§ **What you should do**
Search the data below, and report every line in which "game" occurs.

§ **Given data**

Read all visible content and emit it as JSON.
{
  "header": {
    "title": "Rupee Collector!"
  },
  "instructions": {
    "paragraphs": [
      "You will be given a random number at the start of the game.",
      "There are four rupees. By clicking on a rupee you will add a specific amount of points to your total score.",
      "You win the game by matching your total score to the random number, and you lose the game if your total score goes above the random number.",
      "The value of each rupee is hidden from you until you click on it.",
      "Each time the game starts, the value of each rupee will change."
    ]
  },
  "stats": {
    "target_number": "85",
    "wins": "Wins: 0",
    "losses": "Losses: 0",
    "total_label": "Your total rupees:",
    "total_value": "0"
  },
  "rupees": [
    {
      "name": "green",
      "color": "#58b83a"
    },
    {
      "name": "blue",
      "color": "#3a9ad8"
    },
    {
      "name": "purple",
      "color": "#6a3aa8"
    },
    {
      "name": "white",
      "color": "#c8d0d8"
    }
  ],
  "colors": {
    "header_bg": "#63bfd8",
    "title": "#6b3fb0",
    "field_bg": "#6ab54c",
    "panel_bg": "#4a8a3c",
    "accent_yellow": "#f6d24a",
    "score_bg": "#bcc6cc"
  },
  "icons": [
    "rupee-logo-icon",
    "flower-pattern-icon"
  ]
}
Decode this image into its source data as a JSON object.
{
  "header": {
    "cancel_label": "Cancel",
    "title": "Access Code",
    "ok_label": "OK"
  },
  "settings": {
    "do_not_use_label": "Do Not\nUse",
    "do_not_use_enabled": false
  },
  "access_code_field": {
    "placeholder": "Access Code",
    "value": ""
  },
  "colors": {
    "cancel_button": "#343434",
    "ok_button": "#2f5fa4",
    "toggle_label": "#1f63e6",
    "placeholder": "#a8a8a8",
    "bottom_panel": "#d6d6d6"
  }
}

§ **Exercise solution**
      "You will be given a random number at the start of the game.",
      "You win the game by matching your total score to the random number, and you lose the game if your total score goes above the random number.",
      "Each time the game starts, the value of each rupee will change."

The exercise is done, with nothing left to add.